Cut large rectangles into the shoebox lid and glue a thin sheet of glass to the inside of the lid. Use a glass cutter to size the glass appropriately if necessary.
Stand the shoebox so that it is positioned vertically, making it so that its length is upright, creating a larger vertical space for it to catch sunlight throughout the day. Cut the smaller side of the shoebox that is facing the ceiling so that it is positioned at a 30-degree decline from the top edge of the box to its lower edge. This will allow it to have a greater ability to capture sunlight as the windowed side is facing the south while the northern side of the house is facing northward and has little exposure to the outside elements where heat can be lost.
Disassemble solar garden lamps or use small solar arrays available from toy science kits and position them near then top edge of the lid of the shoebox, so that the solar panels are positioned on top of the house. Angle the solar panels at a 30-degree angle, in order to capture the most sunlight as possible. The solar panels should face a southerly direction, similar to the glass lid of the shoebox.
Connect the mini-solar panel to a wire, which may have be soldered on, depending on the panel's design and solder or screw on the wire to an individual LED light bulb, which will simulate the house's ability to collect and use solar energy.
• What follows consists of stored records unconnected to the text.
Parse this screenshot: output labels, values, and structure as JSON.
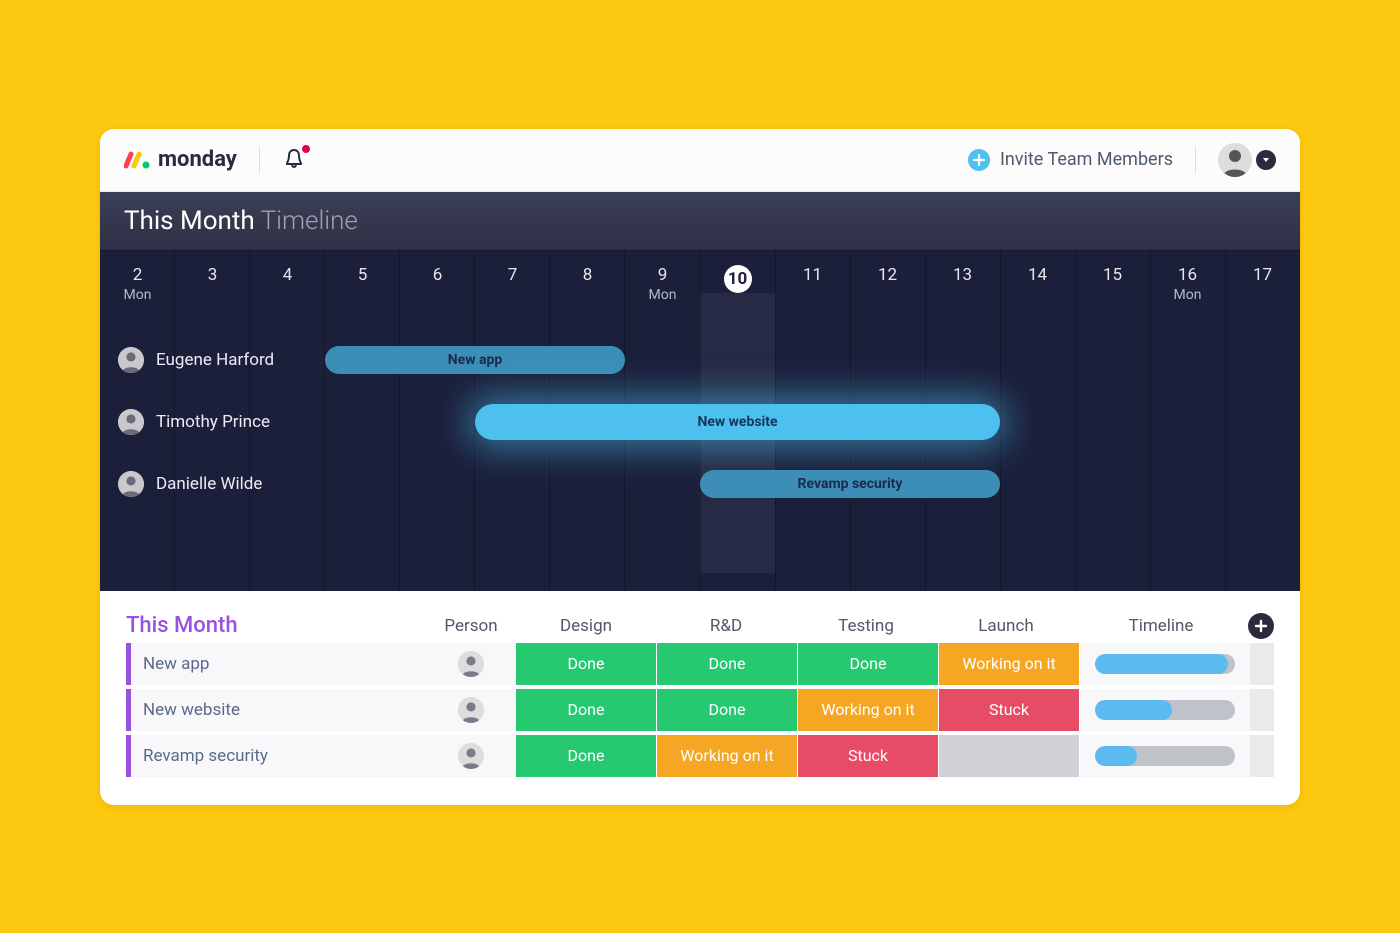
{
  "app": {
    "name": "monday"
  },
  "header": {
    "invite_label": "Invite Team Members"
  },
  "timeline": {
    "title_main": "This Month",
    "title_sub": "Timeline",
    "today": 10,
    "dates": [
      {
        "d": "2",
        "sub": "Mon"
      },
      {
        "d": "3"
      },
      {
        "d": "4"
      },
      {
        "d": "5"
      },
      {
        "d": "6"
      },
      {
        "d": "7"
      },
      {
        "d": "8"
      },
      {
        "d": "9",
        "sub": "Mon"
      },
      {
        "d": "10"
      },
      {
        "d": "11"
      },
      {
        "d": "12"
      },
      {
        "d": "13"
      },
      {
        "d": "14"
      },
      {
        "d": "15"
      },
      {
        "d": "16",
        "sub": "Mon"
      },
      {
        "d": "17"
      }
    ],
    "rows": [
      {
        "person": "Eugene Harford",
        "bar_label": "New app",
        "start": 5,
        "end": 8,
        "style": "dark"
      },
      {
        "person": "Timothy Prince",
        "bar_label": "New website",
        "start": 7,
        "end": 13,
        "style": "bright"
      },
      {
        "person": "Danielle Wilde",
        "bar_label": "Revamp security",
        "start": 10,
        "end": 13,
        "style": "dark"
      }
    ]
  },
  "board": {
    "title": "This Month",
    "columns": {
      "person": "Person",
      "design": "Design",
      "rnd": "R&D",
      "testing": "Testing",
      "launch": "Launch",
      "timeline": "Timeline"
    },
    "status_labels": {
      "done": "Done",
      "working": "Working on it",
      "stuck": "Stuck",
      "empty": ""
    },
    "items": [
      {
        "name": "New app",
        "design": "done",
        "rnd": "done",
        "testing": "done",
        "launch": "working",
        "progress": 95
      },
      {
        "name": "New website",
        "design": "done",
        "rnd": "done",
        "testing": "working",
        "launch": "stuck",
        "progress": 55
      },
      {
        "name": "Revamp security",
        "design": "done",
        "rnd": "working",
        "testing": "stuck",
        "launch": "empty",
        "progress": 30
      }
    ]
  }
}
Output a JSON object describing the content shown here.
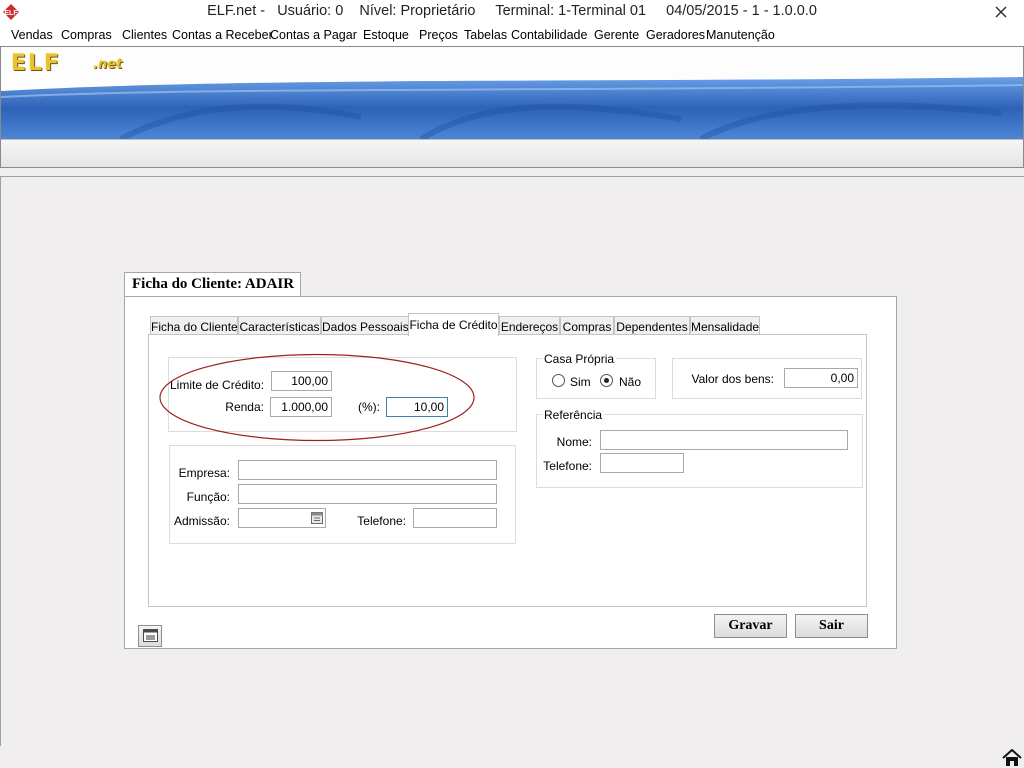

Paint the outside walls of the shoebox black to absorb as much of the sun's heat as possible.
Install a thermometer on the inside of the house to measure its heat gain during the day and its heat loss during the night. Record the highs and lows of your shoebox model solar house compared to the highs and lows of the ambient air temperature for each day.